Dances of India - 2016

Dances of India - 2016

Exploring Guru-Shishya Parampara

When you search for the meaning of Guru-Shishya Parampara, this is what we find: The guru–shishya tradition, or parampara (“lineage”), denotes a succession of teachers and disciples in traditional Indian culture and religions such as Hinduism, Jainism and Buddhism (Tibetan and Zen tradition).

If it is a succession plan, then all the classical dance teachers are in trouble in the USA. Most of our students graduate and complete their arangetrams (dance graduations) before they graduate from high school. Then they leave for college eliminating any chances of succession. In my opinion, this is not the only reason this system of Guru-Shishya Parampara exists. Let us look a little more deeply into this system.

Thousands of years ago in India, the Gurukul system laid out norms for the complex and fascinating relationship between the teacher and student. Because the fine arts are a spiritually uplifting experience, the guru came second only to god. Thus the sloka, Guru Bramha, Guru Visnu, Guru deva Maheshwara, Guru sakshat Parabramha tasmayee shri gurave namaha. Here the sloka compares the guru to the greatest undivided power or energy that forms the base of creation itself and combines the forces of the Creator, the Destroyer and the Preserver according to the Vedic beliefs. Thus it was not for the disciple to question why he/she would have to accept unconditionally the statement handed down by the guru. The guru was omniscient and his/her word was never to be doubted.

There have been progressive changes in the system, as time has passed. I still remember I had to show my worthiness to learn Kuchipudi, from my guru’s guru. After showing our dances to the level we have learned, he chose to teach me and said no to others. This transmission of privileged knowledge required the student’s demonstration of uniqueness, ability to learn, and potential to carry on the teachings of the Guru. Students spent an extensive amount of time every day with the gurus aspiring to be like them. They even learned other art forms such as music to enhance their understanding and practice of dance. Guru not only taught dancing, but also taught life lessons.

As we all agree, the role of a teacher, mentor or guru is crucial in any field. The teacher-student relationship is a revered one all through the world. In recent times, due to the institutionalization of dance education, it took away the role of the traditional gurus and the Guru-Shishya Parampara in most parts of India. This also eliminated one-on-one coaching and the Guru has been replaced with teacher.

However, due to the inconsistent transition from tradition to modernity, there is still a lot of confusion in this field. In many parts of India and the US, disciples are still expected to follow the regulations of the guru and the guru’s institution. Even though many students started to learn under different gurus as they move from place to place, the crucial question of “who is your guru” always comes up. Students are judged by the name and reputation of their guru to either be praised or ignored. On the other hand, some parents raised with traditions know the value and quality of a dance form. They go to any lengths to ensure their children learn the traditions of these classical dance forms in their purest form possible.

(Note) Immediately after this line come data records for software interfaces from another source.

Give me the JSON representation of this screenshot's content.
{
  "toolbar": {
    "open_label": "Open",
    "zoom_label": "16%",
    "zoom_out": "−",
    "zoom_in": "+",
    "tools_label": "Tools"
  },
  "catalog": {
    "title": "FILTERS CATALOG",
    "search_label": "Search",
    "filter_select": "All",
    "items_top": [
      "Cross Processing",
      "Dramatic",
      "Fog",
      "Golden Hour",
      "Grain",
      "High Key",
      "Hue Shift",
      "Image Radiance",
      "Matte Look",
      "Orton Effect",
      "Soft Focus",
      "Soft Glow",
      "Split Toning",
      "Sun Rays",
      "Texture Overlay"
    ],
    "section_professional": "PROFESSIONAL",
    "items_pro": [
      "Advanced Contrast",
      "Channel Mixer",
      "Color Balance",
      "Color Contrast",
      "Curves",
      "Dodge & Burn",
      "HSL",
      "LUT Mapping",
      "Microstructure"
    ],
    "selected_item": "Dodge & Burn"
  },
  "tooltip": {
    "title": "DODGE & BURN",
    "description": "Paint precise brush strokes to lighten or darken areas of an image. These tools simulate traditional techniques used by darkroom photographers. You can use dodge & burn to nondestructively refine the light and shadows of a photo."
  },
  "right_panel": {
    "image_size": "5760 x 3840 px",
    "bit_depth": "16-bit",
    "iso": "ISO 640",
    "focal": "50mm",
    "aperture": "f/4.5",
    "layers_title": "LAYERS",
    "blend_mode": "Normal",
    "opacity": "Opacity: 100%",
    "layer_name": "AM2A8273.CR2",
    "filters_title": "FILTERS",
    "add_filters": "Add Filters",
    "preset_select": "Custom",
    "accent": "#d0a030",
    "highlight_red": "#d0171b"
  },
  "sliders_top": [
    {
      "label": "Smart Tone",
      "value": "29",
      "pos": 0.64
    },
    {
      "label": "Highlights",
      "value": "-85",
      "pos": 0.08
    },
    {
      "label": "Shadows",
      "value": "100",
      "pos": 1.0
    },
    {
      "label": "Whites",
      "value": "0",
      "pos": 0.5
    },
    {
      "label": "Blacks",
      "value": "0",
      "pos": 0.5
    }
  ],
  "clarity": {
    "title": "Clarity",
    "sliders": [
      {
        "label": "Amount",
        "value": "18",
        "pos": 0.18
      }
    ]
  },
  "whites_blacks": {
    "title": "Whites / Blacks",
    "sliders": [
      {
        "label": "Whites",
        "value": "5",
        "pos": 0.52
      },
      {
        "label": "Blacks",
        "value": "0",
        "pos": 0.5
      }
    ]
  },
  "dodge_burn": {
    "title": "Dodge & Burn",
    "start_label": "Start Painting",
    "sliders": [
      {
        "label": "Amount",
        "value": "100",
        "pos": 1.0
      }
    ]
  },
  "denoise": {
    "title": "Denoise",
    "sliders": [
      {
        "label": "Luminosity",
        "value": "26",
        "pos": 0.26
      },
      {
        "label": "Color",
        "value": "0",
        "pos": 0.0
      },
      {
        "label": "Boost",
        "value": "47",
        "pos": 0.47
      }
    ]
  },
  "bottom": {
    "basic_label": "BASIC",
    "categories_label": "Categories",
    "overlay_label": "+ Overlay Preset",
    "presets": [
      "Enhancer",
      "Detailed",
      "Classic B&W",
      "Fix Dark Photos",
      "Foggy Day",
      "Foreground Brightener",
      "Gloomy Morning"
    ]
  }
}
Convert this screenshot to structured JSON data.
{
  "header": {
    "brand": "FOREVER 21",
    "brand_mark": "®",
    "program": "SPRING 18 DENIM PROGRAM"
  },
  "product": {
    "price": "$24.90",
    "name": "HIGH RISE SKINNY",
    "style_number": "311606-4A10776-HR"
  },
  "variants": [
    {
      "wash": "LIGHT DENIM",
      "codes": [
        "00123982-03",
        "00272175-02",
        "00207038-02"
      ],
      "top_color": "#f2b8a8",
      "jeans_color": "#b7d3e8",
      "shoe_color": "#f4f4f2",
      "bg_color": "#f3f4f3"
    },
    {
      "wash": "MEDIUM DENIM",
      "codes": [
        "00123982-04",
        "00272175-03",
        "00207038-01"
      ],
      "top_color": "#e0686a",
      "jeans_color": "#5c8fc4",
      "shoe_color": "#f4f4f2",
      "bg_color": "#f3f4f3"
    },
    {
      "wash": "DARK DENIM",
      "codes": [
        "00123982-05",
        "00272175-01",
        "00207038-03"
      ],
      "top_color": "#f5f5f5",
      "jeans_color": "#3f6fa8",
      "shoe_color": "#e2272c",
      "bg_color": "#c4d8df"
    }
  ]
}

I still long to gain knowledge from gurus who are an authority on the subject matter. Even today, many students have dedicated their lives to dancing while balancing their school, work, and family. All of us at some point in our career or life looked for mentors or individuals who have accomplished a lot in life. Many aspire to be like them. As stated in ancient scriptures, guru is the beacon of light that dispels the gloom of ignorance. On one hand this system maintained a certain authenticity of the art form as far as stylistic ground rules were observed and followed down through generations. Considering the rigorous training over a large number of years and a meticulous technique of codified movements that are required to be a good Indian classical dancer, it seemed necessary for this kind of relationship to exist for traditional experience. Tradition has a timeless quality, which is thought to be due to the fact that it encompasses and fuses the past and the present.

We can see the Guru-Shishya Parampara, any way we wish to see. You can call it an ancient and old practice that is not relevant to modernity or you can say it is essential for the betterment of our community and culture. Dance and Veda place a high value on cognition, intellectual knowing and comprehension. A successful dancer has gone through a regimented learning process creating a trained body and allowing the dancer to grasp knowledge, retain the facts and develop the power of discipline using right and left brains. This concept is now being implemented in the modern world. Every organization seeks mentoring opportunities to better our community and the youth. May it be work, Yoga or dance, I hope we continue to be inspired by a guru’s teachings or a mentor’s advice. And as Gurus and mentors, I hope we will continue to impart our knowledge to develop the next generation of learners and leaders.

Posted: Monday, October 31, 2016